Overview

The world population is increasing and many cities (particularly in developing countries) are expanding rapidly – often with little or no planning and associated infrastructure. At the same time, climate change predictions suggest that many parts of the world will experience increased frequency of extreme rainfalls. This make cities more vulnerable to pluvial flooding when rainfall and runoff rates exceed urban drainage capacities. This can lead to damage to buildings, traffic disruption and fatalities. Models are now routinely used for pluvial flood prediction and risk assessment, with ever-increasing spatial and temporal resolution. 

However, these models need accurate and timely measurements of surface precipitation: radars (e.g. the Met-Office radar network) and telemetry-linked rain gauges have been traditionally adopted for rainfall estimations. However, radar is known to suffer from several issues including occultation by clutter and degradation of resolution and decrease in accuracy with range.  Furthermore it is not available in the majority of developing countries. In many parts of the world the density of surface precipitation gauging networks is rapidly declining and only few gauges are telemetrically linked. One alternative is to use the received signal level data from the enormous number of microwave links used in commercial cellular communication networks and/or from satellite TV antennas. Commercial link networks cover large parts of the land surface of the earth and have a high density, particularly in urban areas.

Satellite TV dishes have even greater potential in terms of crowd-sourcing precipitation data. Rain induces attenuation in the radio signals that propagate from a transmitting to a receiving antenna (for cell-phone links) or from the satellite to the TV dish. The signal attenuation between transmitter and receiver is almost linearly related to the path-averaged rainfall intensity. This attenuation can be calculated from the difference between the received powers with and without rain. This concept is now well-established for cell-phone links [e.g. 1,2] and is currently under investigation for satellite TV downlinks. However, its exploitation as an input in urban hydrological models [3] and the development of flash-flood early warning systems in (mega)cities has yet to be attempted.

Flooded roads in Durban, South Africa, October 2017.

Methodology

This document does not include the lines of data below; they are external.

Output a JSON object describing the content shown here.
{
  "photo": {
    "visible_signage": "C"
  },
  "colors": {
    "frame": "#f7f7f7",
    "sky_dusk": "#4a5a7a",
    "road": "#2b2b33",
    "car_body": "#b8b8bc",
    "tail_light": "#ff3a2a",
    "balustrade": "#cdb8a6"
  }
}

The PhD student will get acquainted with state-of-the-art methodologies for mapping precipitation by exploiting the attenuation in cell-phone signal. These techniques will be applied over a pilot study area (e.g. Nairobi, Kenya). Precipitation estimates will be validated using other precipitation data (gauge and satellite-based) and a general space-time precipitation data product will be developed.

The spatial and temporal dynamics of precipitation will be used to drive an established 2D urban hydrological model capable of predicting pluvial flooding in near real-time (i.e. with results in seconds or minutes). The methodology will be applied to a city with known risks to pluvial flooding and with available microwave link data. The model outputs will be compared with historical and current observed data on the extent and depth of inundation in order to evaluate the suitability of the derived rainfall products, compared with models driven by precipitation datasets obtained using traditional methods.

Training and Skills

This project offers an excellent opportunity to develop and apply novel techniques in rainfall remote sensing, to work with the latest generation of 2D urban hydraulic models and to acquire skills in the processing of complex spatially referenced datasets. The student will be trained in a wide range of topics including hydrological and hydraulic modelling, spatial data processing and precipitation remote sensing. Applicants should have a science or engineering degree with a strong mathematical component.  Knowledge of hydrology and or hydraulics would be beneficial. Programming skills in matlab/idl/Python/C/Java/C++ and knowledge of signal propagation and numerical modelling would also be beneficial.

 

Timeline

Year 1: The student will explore the potential of microwave cell-phone links for rain detection and quantification. The student will develop methodologies to optimally merge rainfall products available from different remote sensing techniques and from in situ measurements (rain gauge data).

Year 2: The student will use the precipitation fields derived from the cell-phone signal changes as inputs to urban pluvial flooding models (e.g. ISIS FAST [3]). This will require acquisition and quality control of detailed topographic and drainage infrastructure data for the areas of application.

Year 3:   An early warning system will be developed using the combination of urban hydraulic modelling and precipitation data products derived from cell-phone signals. 

 

Partners and collaboration (including CASE)

A close collaboration between the Leicester Earth Observation Science group and the School of Geography, Geology and the Environment  is at the core of this project. Dr Battaglia is a cloud and precipitation microwave remote sensing expert with more than 60 co-authored papers and more than 15 years of experience in the field. Dr Whelan is a hydrologist with extensive experience in the development and application of hydrological models. The student will benefit from technical support and use of facilities in the Leicester Space Research Centre.

Further Details

For further information please contact Dr. A. Battaglia, email:ab474@le.ac.uk